But hey, we mentioned another type of black hole previously. Perhaps that could shed some light on the genesis of this mind rattling phenomena. Sadly, these black holes stay away from potential answers. These things are way tinier than their supermassive counterparts, like billions of times tinier, making it very unlikely that stellar black holes have anything to do with the creation of supermassive black holes. Yet again, we find ourselves at a dead end. But you didn’t come here to know that this enigmatic giant tricked you again into believing you had it figured out? Fortunately for us, a missing link has opened the doors to further analysis of this mystical phenomena.

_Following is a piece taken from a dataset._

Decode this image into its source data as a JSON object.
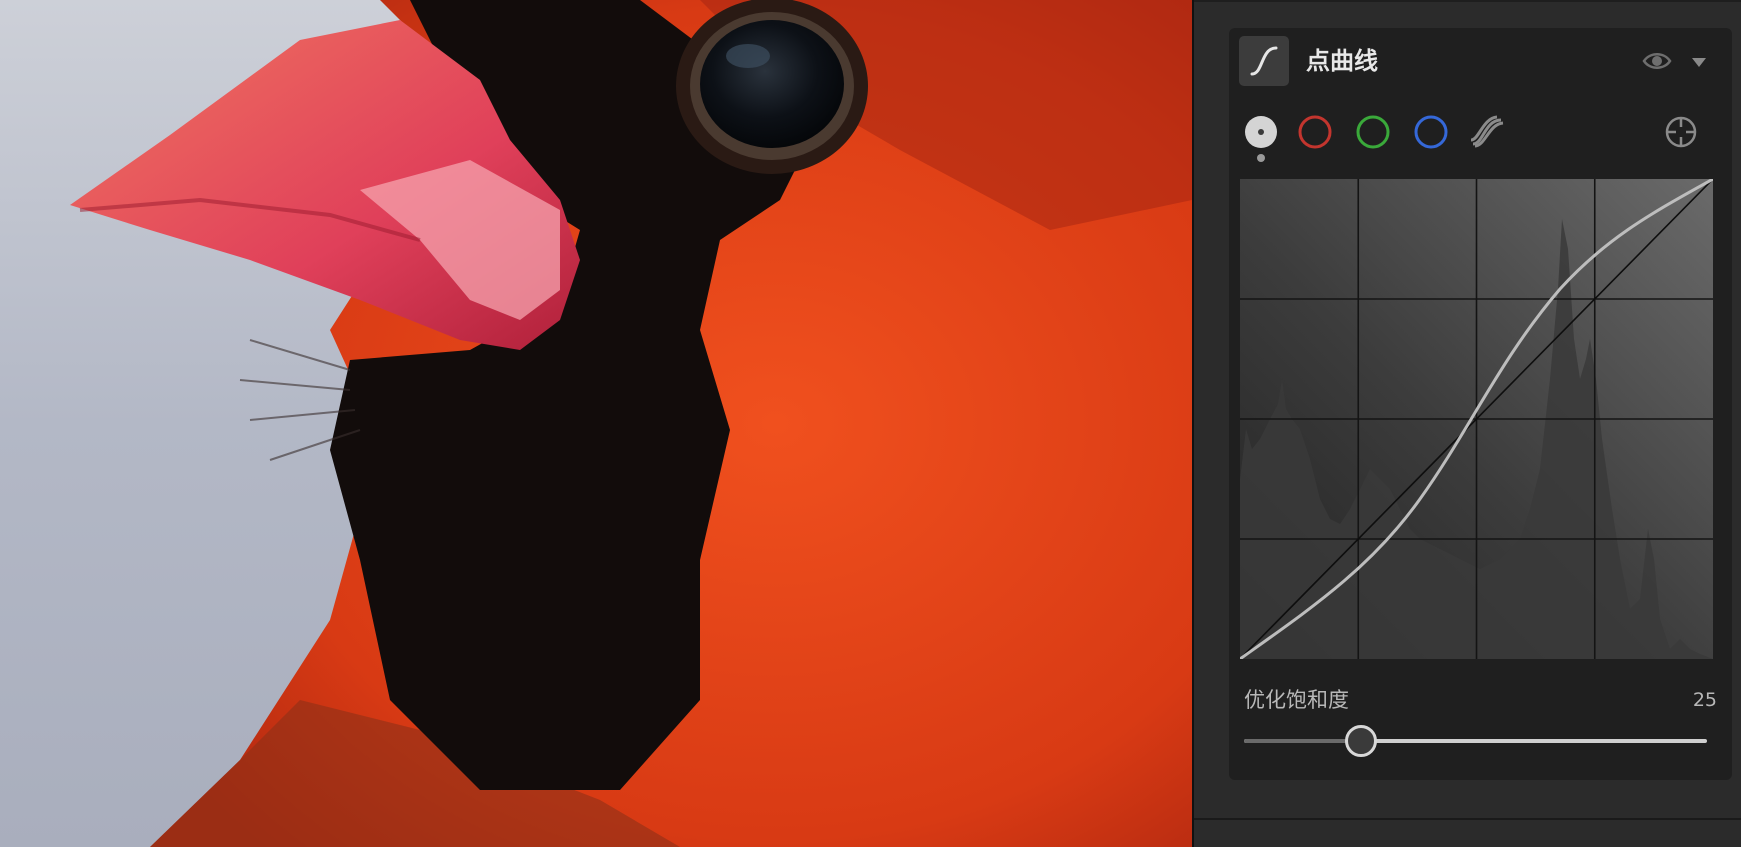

In 2016, observers at Japan’s Keio University noticed something that just might link the two types of black holes. A gas cloud near the center of the galaxy (but not inside it) was found to be accelerating in a strange way that suggested it was being influenced by a giant black hole. But not too giant — they’re calling this one an “intermediate-mass black hole”. If it really is a black hole like they think it is, it’s still about a million times smaller than Sagittarius A*.
This piece of information could finally uncover the bizarre veil clouding the nature of a supermassive black hole and reveal the truth (or at least a part of it). From what we have discovered, Supermassives could either form by slowly sucking up errant gas until they get big enough to either form the core of a new galaxy or crash into the central supermassive black hole of the galaxy they’re currently in.
Before we dive in further, lets reel back a little and understand a few fundamental aspects of a black hole. Throughout this discussion, we have been comparing black holes with terms like “supermassive” or “tiny”. While these refer to sizes of objects on face value, what do they mean in black hole terms? Do black holes vary in size dimensionally? Intriguingly, they don’t and it is quite simple why. That’s because a black hole is just any non-zero amount of matter condensed into a one-dimensional point — and more matter means high density.
If we are really interested in sizes here, it could be determined by the event horizon of a black hole. That refers to the radius surrounding the black hole at which you would have to be moving at the speed of light in order to escape its gravitational pull. The denser the hole, the larger the event horizon. The radius encapsulating the event horizon of a black hole is called a Schwarzchild radius, and to the naked
Since we have thrown a lot of fancy terms around, it’s now time to draw some interesting analogies to lighten the expanse of information you have just assimilated. If the sun were to collapse into a black hole tomorrow, then its event horizon would be about 2.95 kilometres (about 1.83 miles) from its centre. The smallest black hole we know about has the mass of 3.8 suns, making its Schwarzchild radius about 11 kilometres (7 miles). Even the largest stellar black hole would only have an event horizon extending out 46 kilometres (28 miles). Sounds nice enough. Just to end things, we want to throw in there that the Sagittarius A* has an event horizon extending to about 13.3 million kilometres (8.26 million miles) in every direction. And with that terrifying turn, we leave you to your thoughts.
“Sagittarius A* has an event horizon extending to about 13.3 million kilometres (8.26 million miles) in every direction. ” I’m trying to speculate!